No Double Whammy of Side Effects From Dual COVID-Flu JabsJuly 15, 2022
Patients receiving a COVID-19 mRNA booster vaccine were more likely to report mild systemic reactions if they were simultaneously vaccinated against seasonal influenza, a study showed.
Data from the CDC’s v-safe program showed more reports of symptoms in the 7 days after concurrent receipt of a flu vaccine with either the Pfizer-BioNTech booster (adjusted OR 1.08, 95% CI 1.06-1.10) or the Moderna booster (adjusted OR 1.11, 95% CI 1.08-1.14) compared with people who received either booster alone, reported Anne Hause, PhD, of the CDC in Atlanta, and colleagues.
However, the excess systemic reactions resulted in mostly mild symptoms including fatigue, headache, and myalgia, according to the retrospective cohort study in JAMA Network Open.
What’s more, a nocebo effect may have been at play given the study’s nonrandomized nature and reliance on a self-report registry, according to Kathryn Hall, PhD, MPH, molecular biologist at Brigham and Women’s Hospital in Boston, and colleagues.

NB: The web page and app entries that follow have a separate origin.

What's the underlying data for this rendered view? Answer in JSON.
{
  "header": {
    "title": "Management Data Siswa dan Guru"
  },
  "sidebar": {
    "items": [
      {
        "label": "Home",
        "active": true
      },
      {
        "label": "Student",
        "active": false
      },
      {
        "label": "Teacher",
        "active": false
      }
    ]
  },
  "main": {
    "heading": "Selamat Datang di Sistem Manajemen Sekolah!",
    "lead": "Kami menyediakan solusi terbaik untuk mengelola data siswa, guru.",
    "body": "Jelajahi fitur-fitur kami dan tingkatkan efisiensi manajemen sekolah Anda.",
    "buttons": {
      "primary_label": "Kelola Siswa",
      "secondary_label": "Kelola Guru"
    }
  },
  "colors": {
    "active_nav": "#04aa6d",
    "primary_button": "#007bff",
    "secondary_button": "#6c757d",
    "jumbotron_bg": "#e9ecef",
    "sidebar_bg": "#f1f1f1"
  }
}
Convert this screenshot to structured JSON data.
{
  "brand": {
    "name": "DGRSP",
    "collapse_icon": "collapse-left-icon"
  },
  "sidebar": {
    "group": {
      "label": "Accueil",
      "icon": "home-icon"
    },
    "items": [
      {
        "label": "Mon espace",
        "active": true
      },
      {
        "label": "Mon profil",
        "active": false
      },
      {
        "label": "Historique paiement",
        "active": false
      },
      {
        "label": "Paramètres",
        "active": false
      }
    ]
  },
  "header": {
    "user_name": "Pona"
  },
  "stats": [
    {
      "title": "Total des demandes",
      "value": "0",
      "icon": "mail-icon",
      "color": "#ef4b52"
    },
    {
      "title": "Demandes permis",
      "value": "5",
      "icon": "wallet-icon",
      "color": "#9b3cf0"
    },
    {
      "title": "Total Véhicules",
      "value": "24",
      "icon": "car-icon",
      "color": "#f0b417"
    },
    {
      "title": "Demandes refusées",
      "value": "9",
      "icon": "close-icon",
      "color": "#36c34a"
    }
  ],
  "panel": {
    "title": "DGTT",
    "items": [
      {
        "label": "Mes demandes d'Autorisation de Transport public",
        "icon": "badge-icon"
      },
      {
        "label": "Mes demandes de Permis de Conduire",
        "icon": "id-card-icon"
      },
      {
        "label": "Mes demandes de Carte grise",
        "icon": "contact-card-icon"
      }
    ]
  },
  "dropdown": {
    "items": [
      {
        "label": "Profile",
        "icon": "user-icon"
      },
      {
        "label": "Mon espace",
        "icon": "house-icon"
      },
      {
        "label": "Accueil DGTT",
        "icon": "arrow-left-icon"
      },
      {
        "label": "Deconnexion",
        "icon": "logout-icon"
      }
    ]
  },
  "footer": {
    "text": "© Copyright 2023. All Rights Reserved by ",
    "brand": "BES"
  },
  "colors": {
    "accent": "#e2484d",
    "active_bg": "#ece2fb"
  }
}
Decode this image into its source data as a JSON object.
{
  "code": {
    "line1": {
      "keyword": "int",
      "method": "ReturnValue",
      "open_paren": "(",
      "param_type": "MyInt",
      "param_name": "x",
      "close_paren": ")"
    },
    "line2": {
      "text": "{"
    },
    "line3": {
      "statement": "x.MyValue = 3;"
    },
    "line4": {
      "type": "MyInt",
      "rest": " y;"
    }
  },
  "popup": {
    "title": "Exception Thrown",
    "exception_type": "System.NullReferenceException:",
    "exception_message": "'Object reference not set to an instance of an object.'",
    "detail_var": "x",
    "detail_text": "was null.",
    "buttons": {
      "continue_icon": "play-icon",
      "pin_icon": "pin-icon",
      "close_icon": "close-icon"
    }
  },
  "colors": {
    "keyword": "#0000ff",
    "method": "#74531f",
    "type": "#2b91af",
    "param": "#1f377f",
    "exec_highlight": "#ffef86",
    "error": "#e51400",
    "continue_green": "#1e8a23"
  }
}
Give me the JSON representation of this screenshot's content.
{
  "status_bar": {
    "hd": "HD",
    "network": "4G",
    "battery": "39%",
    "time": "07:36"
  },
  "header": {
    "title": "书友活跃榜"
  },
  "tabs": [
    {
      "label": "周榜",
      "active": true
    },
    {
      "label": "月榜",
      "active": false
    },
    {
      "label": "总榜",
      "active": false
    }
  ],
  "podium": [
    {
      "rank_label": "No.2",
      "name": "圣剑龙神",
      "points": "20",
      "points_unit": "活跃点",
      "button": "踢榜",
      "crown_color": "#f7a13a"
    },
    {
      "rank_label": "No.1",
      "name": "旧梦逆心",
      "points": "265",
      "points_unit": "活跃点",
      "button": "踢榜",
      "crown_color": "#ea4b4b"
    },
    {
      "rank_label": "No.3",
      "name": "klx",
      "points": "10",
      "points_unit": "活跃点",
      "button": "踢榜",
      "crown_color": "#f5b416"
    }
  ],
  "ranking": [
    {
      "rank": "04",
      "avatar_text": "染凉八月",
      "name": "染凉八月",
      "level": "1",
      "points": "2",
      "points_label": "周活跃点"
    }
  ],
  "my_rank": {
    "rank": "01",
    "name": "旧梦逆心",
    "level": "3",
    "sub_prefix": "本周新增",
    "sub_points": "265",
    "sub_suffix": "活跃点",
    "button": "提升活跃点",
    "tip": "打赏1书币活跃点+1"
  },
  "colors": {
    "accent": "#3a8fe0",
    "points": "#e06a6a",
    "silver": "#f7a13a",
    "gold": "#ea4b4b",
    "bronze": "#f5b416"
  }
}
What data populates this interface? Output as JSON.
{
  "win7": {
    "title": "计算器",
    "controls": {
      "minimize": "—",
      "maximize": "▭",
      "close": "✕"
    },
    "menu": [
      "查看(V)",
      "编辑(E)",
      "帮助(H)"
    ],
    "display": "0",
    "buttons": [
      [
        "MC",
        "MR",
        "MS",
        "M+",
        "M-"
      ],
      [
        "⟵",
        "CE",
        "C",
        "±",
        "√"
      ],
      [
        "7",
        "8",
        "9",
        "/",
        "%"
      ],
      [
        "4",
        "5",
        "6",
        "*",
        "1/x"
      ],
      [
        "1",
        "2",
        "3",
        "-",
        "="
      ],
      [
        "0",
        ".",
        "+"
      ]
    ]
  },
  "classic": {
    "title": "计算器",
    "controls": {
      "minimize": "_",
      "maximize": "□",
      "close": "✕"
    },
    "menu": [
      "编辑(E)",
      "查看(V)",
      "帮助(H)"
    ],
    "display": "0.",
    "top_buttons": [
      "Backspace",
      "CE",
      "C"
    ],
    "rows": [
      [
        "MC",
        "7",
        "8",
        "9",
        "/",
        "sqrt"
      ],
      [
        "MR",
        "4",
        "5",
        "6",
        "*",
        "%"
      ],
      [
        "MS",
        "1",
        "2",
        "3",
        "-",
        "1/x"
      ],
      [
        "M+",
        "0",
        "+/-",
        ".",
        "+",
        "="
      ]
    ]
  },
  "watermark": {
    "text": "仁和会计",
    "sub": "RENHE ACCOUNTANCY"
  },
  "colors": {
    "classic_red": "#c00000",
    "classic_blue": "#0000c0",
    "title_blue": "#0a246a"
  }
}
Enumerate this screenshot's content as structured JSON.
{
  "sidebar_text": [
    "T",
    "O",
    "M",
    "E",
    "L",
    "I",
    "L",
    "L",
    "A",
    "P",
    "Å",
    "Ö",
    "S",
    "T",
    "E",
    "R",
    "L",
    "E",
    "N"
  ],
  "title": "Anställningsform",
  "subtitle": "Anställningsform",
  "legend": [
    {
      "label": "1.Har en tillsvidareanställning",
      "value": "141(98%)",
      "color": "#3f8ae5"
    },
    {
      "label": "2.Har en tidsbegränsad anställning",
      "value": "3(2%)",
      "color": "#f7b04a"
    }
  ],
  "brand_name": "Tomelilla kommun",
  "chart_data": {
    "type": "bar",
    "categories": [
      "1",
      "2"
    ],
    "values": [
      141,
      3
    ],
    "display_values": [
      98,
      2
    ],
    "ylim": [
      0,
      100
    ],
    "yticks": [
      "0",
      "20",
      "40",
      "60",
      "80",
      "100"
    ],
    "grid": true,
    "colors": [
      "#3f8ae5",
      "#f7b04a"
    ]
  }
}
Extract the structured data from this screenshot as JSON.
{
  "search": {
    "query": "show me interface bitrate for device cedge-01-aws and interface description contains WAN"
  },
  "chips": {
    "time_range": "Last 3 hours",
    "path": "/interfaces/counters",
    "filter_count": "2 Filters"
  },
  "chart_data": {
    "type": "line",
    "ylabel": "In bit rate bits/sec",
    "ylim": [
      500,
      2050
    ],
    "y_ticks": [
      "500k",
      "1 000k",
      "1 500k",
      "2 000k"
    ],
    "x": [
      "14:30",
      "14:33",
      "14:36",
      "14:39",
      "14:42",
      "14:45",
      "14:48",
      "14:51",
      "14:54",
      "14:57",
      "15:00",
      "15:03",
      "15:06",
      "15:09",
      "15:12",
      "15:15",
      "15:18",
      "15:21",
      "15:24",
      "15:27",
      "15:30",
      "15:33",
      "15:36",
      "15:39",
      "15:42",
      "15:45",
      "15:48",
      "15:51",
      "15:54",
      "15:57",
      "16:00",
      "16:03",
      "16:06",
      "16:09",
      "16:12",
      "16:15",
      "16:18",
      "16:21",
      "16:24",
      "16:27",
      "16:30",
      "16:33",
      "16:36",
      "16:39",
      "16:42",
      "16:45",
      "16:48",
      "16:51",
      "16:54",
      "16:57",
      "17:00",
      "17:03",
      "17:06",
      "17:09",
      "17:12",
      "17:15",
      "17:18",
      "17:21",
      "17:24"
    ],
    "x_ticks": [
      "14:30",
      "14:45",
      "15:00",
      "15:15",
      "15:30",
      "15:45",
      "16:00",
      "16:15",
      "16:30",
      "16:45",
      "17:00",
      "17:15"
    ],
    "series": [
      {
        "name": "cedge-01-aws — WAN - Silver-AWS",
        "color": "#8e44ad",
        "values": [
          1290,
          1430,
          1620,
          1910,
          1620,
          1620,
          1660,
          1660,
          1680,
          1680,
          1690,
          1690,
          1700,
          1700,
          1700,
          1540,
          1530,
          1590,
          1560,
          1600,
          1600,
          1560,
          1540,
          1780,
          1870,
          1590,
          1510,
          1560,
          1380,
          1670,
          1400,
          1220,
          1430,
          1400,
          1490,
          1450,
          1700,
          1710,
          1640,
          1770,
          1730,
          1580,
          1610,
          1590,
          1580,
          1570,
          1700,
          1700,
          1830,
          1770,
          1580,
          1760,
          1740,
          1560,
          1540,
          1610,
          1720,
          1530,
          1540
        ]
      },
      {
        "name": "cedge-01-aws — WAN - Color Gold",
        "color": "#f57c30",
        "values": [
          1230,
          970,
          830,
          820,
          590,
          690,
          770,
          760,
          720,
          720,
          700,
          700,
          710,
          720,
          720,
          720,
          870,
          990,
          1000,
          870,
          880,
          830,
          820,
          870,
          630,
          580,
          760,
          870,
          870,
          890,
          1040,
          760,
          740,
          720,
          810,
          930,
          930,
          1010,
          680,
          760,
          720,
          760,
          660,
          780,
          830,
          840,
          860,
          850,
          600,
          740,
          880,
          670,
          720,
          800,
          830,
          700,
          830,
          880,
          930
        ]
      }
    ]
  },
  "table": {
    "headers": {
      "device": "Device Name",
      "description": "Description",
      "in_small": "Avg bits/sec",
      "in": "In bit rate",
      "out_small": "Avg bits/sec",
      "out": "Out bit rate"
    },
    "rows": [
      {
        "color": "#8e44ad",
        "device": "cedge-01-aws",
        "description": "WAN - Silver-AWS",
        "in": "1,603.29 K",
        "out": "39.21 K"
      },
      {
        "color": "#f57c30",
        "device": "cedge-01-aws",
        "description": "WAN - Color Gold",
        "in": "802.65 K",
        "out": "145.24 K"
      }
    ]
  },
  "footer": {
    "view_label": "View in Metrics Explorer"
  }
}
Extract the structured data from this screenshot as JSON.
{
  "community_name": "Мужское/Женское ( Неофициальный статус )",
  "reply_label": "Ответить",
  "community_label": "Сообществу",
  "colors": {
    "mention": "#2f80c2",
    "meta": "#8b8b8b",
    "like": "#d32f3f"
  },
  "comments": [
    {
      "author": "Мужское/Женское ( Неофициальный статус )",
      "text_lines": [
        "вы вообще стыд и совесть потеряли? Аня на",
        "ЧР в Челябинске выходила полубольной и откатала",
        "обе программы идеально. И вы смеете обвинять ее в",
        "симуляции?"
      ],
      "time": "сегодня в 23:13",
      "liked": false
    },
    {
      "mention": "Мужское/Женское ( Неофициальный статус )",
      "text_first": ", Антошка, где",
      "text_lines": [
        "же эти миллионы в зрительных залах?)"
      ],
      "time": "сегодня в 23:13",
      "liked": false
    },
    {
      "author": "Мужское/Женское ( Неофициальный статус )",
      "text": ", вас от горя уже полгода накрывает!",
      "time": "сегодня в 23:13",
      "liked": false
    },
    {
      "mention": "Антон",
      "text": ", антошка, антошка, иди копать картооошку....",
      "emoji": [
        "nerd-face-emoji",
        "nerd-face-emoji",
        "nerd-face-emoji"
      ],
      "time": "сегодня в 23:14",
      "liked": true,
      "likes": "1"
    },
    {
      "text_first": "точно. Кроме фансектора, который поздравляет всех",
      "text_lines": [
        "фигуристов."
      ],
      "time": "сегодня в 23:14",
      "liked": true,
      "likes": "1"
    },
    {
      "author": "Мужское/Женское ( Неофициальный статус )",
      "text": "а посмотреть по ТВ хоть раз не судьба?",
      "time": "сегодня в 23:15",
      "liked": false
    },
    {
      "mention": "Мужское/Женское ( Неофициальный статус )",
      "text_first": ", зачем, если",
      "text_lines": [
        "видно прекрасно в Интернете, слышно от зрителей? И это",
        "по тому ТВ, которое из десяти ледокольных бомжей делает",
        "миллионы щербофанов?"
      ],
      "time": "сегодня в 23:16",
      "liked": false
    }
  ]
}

“Thus, while messaging could include the fact that serious reactions are rare even when the vaccines are given concomitantly, in light of these data, clinicians can confidently inform patients that concurrent administration of the COVID-19 booster and seasonal influenza vaccine is both safe and associated with only a slight increase in adverse events compared with the COVID-19 booster alone,” Hall and co-authors wrote in an accompanying editorial.
Hause’s group noted that both COVID-19 and influenza vaccines are important for respiratory health and suggested that receiving both vaccines together may improve coverage for each other.
Some physicians are currently recommending that people get COVID-19 booster shots as soon as possible, even during the summer, as highly-transmissible BA.5 becomes the dominant variant in the U.S.
At the same time, however, the country’s flu vaccination program is faltering during the pandemic, according to Hall and colleagues.
“Nationally, during the 2020 to 2021 season, influenza vaccination coverage was only 50.2%. Significant disparities have also been noted by race and ethnicity. Influenza results in significant morbidity annually which could be averted by increased vaccination coverage,” according to the editorialists.
Ultimately, they urged “the development of public health campaigns to increase dual vaccination.”
The cohort study used self-reported data from 981,099 people after vaccination. Data was collected from September 22, 2021 to May 1, 2022 via the voluntary application v-safe, a smartphone based monitoring system established by the CDC.
Study authors did not collect data on influenza vaccines alone as they are considered to not be particularly reactogenic.
Limitations of the study included the questionable generalizability of the results to the general population. Furthermore, v-safe was not designed to collect data on rare, unsolicited adverse events, and there were no records on the type of influenza vaccine used, according to Hause’s group.
The study received funding from the CDC.
Hause and Hall reported no conflicts of interest.